During the early days, A king can collect 1,000 gold coins in taxes, melt them down and make new coins that are each 90% gold (with the other 10% made from some cheap filler metal), and spend 1,111 gold coins back into the economy with the same amount of gold. They do look pretty similar to most people, but some discerning people will notice. Years later, if that’s not enough, he could re-melt them and make them 80% gold, and spend 1,250 of them on the economy…
At first, these slightly-debased coins would be treated as how they were before, but as the coins are increasingly debased, it would become obvious. People’s savings would decline in value, as they found over time that their stash of gold and silver was only fractional gold and silver. Foreign merchants in particular would be quick to demand more of these debased gold coins in exchange for their goods and services.
Gold-backed paper currencies and fiat currencies are the modern versions of that, so the debasement can happen much faster.
The birth of "Fiat Currency"
At first, fiat currencies were created temporarily, in times of war. After the shift from commodity money to gold-backed paper, the gold-backing would be briefly suspended as an emergency action for a number of years, and then re-instated (usually with a significant devaluation, to a lower amount of gold per unit of currency, since a lot of currency was issued during the emergency period).
This is a faster and more efficient way to devalue a currency than to actually debase the metal. The government doesn’t have to collect everyone’s coins and re-melt them. Instead, everybody is holding paper money that they trust to be redeemable for a certain amount of gold, and the government can break that trust, suspend that redeemability, print a ton of paper money, and then re-peg that paper money such that each unit of paper currency is redeemable for a much smaller amount of gold before people realize what is happening to their savings.
That method instantly debases peoples’ money while they continue to hold it, and can be done overnight with the stroke of a pen. This allowed governments to fight much larger wars by extracting more savings from their citizens, which led their international opponents to debase their currencies with similar tactics as well if they wanted to win.

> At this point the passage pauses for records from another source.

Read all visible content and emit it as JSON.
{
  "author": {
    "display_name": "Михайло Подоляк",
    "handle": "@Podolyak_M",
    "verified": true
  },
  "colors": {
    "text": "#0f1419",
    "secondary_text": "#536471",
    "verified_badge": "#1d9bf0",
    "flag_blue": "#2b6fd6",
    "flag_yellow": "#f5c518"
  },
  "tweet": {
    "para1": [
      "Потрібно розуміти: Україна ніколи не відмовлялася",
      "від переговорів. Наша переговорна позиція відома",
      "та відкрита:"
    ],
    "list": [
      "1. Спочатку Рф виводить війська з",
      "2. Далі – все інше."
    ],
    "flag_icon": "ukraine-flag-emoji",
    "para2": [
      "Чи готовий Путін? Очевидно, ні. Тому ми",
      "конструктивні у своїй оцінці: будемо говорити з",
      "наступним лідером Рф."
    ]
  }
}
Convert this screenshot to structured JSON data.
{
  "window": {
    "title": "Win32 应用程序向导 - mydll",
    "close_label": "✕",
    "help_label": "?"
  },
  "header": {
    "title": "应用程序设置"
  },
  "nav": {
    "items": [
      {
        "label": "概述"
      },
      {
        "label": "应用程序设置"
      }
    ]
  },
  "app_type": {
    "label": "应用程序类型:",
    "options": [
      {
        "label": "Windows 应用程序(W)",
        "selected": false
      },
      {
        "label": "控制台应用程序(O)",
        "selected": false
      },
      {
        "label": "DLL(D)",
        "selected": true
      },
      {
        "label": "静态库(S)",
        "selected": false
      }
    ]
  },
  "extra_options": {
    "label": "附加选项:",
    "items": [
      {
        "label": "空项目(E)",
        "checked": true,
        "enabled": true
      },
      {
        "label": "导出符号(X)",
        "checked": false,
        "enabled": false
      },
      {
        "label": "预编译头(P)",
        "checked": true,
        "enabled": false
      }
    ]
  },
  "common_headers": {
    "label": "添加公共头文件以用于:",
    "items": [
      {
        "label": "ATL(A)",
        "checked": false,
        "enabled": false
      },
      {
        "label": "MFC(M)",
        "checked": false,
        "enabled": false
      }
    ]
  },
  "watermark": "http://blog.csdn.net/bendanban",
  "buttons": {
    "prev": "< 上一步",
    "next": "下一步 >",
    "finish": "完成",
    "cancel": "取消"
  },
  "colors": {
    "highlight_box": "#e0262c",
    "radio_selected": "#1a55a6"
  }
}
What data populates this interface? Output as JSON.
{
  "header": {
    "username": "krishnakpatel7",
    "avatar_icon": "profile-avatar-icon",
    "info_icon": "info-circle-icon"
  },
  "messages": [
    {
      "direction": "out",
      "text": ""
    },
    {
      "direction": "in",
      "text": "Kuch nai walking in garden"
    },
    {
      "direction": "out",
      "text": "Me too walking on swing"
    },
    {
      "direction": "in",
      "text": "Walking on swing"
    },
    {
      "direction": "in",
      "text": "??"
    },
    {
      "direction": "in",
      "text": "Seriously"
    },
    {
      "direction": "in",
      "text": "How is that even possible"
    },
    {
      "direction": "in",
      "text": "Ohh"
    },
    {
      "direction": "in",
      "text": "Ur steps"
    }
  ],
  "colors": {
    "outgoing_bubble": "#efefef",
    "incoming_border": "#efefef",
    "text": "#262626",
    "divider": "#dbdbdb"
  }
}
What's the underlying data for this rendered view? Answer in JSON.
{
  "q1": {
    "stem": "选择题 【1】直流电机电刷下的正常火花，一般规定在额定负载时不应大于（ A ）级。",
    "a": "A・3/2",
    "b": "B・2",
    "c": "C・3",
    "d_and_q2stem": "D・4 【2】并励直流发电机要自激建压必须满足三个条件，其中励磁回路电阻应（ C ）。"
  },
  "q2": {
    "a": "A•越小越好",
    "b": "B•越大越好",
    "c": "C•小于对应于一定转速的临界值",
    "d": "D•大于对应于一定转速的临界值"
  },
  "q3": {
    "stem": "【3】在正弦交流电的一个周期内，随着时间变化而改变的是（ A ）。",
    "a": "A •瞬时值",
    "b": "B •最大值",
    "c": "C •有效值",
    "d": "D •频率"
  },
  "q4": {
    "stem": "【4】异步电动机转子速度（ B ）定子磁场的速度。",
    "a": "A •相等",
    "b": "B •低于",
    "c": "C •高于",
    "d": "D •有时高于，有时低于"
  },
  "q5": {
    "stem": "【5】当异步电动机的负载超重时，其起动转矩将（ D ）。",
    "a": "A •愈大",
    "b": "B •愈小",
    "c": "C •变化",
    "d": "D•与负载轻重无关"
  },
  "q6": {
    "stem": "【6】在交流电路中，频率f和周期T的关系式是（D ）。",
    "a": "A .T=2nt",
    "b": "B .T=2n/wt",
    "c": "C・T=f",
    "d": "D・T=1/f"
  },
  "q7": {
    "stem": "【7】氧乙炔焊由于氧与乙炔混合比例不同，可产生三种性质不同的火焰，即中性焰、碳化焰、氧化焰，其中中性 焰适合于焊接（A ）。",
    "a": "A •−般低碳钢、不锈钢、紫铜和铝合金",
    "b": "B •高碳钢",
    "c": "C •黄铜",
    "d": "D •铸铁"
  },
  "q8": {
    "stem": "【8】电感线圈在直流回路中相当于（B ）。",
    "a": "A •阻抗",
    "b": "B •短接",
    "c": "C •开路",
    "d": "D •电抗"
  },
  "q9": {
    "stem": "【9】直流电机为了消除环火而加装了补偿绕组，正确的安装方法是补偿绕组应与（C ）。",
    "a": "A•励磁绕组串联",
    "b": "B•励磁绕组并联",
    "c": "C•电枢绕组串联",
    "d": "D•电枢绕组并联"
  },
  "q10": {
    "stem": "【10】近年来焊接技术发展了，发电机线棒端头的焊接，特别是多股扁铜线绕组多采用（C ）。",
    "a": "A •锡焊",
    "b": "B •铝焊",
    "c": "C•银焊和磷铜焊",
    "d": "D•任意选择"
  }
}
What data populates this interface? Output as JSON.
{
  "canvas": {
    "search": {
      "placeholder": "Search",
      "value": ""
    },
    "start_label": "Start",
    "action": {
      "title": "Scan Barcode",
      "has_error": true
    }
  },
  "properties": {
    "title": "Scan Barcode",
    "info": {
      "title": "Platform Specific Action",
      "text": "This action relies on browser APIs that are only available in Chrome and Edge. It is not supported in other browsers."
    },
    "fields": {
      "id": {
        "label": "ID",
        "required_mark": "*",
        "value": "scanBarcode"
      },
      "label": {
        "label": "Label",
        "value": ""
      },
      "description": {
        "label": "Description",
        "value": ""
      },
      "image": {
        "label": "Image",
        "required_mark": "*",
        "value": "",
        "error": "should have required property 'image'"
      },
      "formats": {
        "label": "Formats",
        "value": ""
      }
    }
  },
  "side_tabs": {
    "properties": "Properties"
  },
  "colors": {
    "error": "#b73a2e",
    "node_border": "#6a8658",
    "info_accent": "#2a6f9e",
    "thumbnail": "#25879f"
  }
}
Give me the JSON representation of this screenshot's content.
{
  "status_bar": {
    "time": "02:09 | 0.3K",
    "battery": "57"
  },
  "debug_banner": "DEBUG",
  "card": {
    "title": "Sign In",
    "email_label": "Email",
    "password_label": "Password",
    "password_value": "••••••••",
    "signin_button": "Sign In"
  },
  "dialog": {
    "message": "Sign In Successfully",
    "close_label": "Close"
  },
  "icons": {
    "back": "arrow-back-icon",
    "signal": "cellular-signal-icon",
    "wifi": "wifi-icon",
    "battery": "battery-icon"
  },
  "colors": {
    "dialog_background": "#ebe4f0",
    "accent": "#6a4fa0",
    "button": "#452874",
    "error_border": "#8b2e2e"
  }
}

The fact that fiat currencies have no cost to produce, is what gave them the biggest incentive of all.
The "Bretton Woods Agreement"
By 1944 towards the end of World War II after most currencies were sharply devalued, the Bretton Woods agreement was reached. Most countries pegged their currency to the dollar, and the United States dollar remained pegged to gold (but only redeemable to large foreign creditors, not American citizens). By extension, a pseudo gold standard was temporarily re-established.
This lasted only 27 years until 1971, when the United States no longer had enough gold to maintain redemption for its dollars, and thus ended the gold standard for itself and most of the world. There were too many dollar claims compared to how much gold the US had.
The Bretton Woods system was poorly constructed from the beginning because domestic and foreign banks could lend dollars into existence without having to maintain a certain amount of gold to back those dollars. The mechanism for dollar creation and gold were completely decoupled from each other, in other words, and so it was inevitable that the number of dollars in existence would quickly outpace how much gold the US Treasury had in its vaults. As the number of dollars multiplied and the amount of available gold did not, any smart foreign creditor would begin redeeming dollars for gold and draining the Treasury’s vaults. The Treasury would be quickly drained of its gold until they either sharply devalued the dollar peg or ended the peg altogether, which they did.
Since that time, over 50 years now, virtually all countries in the world have been on a fiat currency system, which is the first time in history this has happened. However, the US dollar still has a vestige of commodity-backing, which is part of what kept this system together for so long.
In the 1970s, the US made a deal with Saudi Arabia and other OPEC countries to only sell their oil in dollars, regardless of which country was buying. In return, the US would provide military protection and trade deals. And thus the petrodollar system was born. We’ve had to deal with the consequences of this awkward relationship ever since.
While the dollar was not pegged to any specific price of oil in this system, this petrodollar system made it so that any country in the world that needed to import oil, needed dollars to do so. Thus, universal demand for dollars was established, as long as the US had enough military might and influence in the Middle East to maintain the agreement with the oil-exporting nations.
An international gold standard looks like this, with each major country pegging its own currency to a fixed amount of gold and holding gold in reserve, for which it was redeemable to its citizens and foreign creditors:
The Bretton Woods pseudo-gold standard involved the dollar being backed by gold, but only redeemable to foreign creditors in limited amounts. Foreign currencies pegged themselves to the dollar, and held dollars/Treasuries and gold in reserve:
The petrodollar system made it so that only dollars could buy oil imports around the world, and so countries globally hold a combination of dollars, gold, and other major currencies as reserves, with an emphasis on dollars. If countries want to strengthen their currencies, they can sell some reserves and buy back their own currency. If countries want to weaken their currencies, they can print more of their currency and buy more reserve assets.
This system gives the United States considerable geopolitical influence because it can sanction any country and cut it off from the dollar-based system and after taking off the Dollar from the Gold Standard in 1972-73 the US has the power to print an unlimited supply of "Dollar" as and when needed.